WORK REQUEST: Your task is to copy every line of the records below that contains "page".

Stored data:
##############################
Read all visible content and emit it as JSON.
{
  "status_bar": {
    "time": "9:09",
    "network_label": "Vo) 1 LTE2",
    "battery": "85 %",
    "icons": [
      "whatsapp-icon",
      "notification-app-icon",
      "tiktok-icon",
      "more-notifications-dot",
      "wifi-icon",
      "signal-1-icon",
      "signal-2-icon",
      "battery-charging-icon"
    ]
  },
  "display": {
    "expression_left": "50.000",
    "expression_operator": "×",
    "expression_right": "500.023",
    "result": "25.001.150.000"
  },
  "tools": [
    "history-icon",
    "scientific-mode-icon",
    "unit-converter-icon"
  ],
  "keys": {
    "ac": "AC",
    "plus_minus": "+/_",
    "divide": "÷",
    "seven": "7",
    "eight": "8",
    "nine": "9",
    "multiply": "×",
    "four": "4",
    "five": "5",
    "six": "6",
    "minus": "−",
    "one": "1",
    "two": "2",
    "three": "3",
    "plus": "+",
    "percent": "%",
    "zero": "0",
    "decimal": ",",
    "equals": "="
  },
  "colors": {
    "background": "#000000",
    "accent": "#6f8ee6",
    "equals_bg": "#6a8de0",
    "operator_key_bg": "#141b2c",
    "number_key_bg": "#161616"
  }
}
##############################
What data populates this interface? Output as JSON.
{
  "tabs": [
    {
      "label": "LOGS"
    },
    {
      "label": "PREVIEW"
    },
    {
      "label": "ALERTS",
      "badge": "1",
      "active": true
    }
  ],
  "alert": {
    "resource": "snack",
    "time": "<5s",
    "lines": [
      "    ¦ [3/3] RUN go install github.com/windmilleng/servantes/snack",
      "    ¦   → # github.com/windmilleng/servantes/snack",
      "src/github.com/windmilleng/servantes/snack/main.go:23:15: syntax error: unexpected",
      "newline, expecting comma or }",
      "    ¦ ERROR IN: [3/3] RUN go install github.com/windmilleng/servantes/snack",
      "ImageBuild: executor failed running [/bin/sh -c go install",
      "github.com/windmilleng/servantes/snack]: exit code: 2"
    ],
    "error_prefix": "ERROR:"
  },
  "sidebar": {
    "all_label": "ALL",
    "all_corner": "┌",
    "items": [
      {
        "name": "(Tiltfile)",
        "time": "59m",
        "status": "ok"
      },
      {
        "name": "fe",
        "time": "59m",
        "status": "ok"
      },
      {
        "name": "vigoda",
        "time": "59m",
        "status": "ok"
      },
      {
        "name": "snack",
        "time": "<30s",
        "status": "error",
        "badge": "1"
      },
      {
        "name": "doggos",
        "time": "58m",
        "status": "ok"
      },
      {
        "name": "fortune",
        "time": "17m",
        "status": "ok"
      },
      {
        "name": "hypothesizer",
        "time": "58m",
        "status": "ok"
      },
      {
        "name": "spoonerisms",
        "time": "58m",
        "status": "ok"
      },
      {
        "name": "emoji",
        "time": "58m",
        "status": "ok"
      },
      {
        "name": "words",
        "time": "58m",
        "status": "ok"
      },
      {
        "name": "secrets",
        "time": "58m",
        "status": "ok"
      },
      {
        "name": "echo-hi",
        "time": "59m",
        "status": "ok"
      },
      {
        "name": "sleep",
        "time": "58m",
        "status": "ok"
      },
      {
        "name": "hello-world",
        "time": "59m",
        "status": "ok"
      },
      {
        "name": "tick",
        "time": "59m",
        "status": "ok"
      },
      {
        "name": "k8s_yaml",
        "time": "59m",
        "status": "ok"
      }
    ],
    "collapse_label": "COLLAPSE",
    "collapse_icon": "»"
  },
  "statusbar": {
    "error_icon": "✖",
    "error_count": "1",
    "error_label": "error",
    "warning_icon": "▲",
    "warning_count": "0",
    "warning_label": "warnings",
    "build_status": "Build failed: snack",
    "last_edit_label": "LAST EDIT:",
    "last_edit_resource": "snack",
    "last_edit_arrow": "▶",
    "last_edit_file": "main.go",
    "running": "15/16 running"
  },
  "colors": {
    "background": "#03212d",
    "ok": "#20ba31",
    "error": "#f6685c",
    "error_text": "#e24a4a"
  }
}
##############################
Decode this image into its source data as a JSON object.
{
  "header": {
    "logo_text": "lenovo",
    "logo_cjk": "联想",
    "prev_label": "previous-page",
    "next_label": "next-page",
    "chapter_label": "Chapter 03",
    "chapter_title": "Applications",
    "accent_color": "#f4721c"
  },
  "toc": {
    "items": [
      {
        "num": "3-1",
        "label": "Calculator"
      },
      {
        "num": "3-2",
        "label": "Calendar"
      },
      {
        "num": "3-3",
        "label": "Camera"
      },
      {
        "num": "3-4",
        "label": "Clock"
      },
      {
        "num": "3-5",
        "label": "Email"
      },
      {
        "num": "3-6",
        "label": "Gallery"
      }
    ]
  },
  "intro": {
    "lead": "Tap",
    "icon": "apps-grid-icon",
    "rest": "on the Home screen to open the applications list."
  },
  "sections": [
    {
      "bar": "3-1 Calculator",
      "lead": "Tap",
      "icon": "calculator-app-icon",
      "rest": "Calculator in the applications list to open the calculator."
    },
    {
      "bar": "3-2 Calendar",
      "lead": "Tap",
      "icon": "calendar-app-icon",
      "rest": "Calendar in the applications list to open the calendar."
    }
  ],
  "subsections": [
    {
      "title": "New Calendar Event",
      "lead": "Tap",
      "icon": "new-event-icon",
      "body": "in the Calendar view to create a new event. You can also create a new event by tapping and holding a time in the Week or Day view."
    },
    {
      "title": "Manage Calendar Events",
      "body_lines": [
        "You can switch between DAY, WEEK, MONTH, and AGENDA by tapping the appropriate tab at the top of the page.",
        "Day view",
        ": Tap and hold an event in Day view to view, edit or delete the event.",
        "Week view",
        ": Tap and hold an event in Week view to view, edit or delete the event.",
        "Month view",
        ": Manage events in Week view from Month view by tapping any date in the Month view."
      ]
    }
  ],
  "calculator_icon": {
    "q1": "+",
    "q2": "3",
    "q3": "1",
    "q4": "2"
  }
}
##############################
REPLY:
    "prev_label": "previous-page",
    "next_label": "next-page",
        "You can switch between DAY, WEEK, MONTH, and AGENDA by tapping the appropriate tab at the top of the page.",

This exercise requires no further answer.